A bill that lets seriously ill patients use marijuana for medical purposes was signed into law Thursday by Nevada Gov. Kenny Guinn.
The measure signed by the Republican governor also relaxes one of the toughest drug possession laws in the nation, downgrading the charge for possession of small amounts from a felony to a misdemeanor.
The law change was sought by Assemblywoman Chris Giunchigliani (D-Las Vegas), who said, "It's time that Nevada closed the door on antiquated drug policies and reduced possession of an ounce or less to a misdemeanor and focused its efforts on prevention and treatment."
Seriously ill Nevadans will be able to have up to seven marijuana plants for personal use. A state registry will be created for patients whose doctors recommend they use marijuana for medical reasons.
Also, the state will be able to apply to the federal government for permission to sponsor medical research into whether marijuana helps ease pain, nausea or other symptoms of seriously ill patients.
For people other than registered patients, possession of an ounce or less of marijuana now is a misdemeanor carrying a $600 fine, with escalating fines for subsequent offenses. Possession won't become a felony until the fourth offense.
Nevadans voted overwhelmingly in 1998 and 2000 to amend the Nevada Constitution to authorize use of marijuana by those suffering from cancer, AIDS, glaucoma and other painful and potentially terminal illnesses.

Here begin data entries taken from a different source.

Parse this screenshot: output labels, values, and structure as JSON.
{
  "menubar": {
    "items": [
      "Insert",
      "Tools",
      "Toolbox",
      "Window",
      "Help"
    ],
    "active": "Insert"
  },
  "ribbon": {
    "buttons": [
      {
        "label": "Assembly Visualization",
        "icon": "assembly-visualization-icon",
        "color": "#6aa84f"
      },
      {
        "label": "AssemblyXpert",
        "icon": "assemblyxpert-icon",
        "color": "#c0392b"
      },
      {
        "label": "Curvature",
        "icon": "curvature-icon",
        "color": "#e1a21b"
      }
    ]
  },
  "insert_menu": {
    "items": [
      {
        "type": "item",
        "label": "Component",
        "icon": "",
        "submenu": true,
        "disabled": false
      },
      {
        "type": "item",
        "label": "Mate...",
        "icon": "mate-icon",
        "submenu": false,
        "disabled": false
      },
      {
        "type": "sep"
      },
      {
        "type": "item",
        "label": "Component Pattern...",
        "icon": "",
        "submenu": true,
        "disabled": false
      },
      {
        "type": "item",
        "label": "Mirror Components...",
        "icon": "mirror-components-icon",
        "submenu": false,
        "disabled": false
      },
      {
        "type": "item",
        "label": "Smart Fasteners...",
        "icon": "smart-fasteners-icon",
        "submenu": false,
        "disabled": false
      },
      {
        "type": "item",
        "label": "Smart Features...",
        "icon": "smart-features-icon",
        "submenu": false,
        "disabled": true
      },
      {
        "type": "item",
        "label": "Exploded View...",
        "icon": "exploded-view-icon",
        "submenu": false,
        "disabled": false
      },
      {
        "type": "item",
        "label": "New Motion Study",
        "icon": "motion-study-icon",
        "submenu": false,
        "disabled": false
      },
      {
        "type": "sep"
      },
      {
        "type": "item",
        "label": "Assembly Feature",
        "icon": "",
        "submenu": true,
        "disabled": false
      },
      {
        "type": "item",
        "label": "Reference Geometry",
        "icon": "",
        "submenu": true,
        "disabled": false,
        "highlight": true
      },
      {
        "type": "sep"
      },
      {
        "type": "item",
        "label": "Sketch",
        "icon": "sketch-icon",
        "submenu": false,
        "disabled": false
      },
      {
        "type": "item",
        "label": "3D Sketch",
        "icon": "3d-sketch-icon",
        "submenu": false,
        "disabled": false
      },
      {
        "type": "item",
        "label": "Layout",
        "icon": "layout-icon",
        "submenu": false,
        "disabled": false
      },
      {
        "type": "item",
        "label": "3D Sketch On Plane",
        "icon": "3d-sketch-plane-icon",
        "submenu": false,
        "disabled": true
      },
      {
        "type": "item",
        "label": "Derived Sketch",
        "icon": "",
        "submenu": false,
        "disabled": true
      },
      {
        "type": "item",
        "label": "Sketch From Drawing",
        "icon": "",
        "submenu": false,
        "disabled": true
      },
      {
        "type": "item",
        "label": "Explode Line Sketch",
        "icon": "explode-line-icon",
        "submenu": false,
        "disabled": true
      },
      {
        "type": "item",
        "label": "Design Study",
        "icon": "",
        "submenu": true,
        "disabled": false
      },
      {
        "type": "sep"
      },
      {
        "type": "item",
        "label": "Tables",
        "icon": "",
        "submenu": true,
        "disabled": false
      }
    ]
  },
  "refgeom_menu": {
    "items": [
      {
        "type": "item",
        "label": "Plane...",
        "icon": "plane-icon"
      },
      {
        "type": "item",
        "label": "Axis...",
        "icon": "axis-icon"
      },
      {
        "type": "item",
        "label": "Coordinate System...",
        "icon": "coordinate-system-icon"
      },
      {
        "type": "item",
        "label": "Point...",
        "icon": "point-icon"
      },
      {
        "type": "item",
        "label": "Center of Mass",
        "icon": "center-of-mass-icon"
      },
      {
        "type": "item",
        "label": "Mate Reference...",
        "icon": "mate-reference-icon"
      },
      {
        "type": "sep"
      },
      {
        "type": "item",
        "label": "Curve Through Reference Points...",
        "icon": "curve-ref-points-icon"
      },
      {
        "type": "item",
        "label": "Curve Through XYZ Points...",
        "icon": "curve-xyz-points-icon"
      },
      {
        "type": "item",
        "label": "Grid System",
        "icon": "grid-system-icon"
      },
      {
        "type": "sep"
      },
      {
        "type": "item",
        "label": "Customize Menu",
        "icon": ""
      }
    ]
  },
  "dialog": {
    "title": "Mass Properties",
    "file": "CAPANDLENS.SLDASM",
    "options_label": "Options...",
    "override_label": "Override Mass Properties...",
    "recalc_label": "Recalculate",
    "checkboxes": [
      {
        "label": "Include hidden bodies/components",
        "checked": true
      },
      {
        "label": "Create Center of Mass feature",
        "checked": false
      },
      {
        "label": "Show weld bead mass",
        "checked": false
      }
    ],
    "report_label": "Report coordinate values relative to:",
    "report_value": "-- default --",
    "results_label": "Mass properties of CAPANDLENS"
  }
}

The task of implementing the voters' mandate was left to the 2001 Legislature. The lawmakers took action despite a recent U.S. Supreme Court ruling in a California case that determined a federal law classifying the drug as illegal makes no exception for ill patients.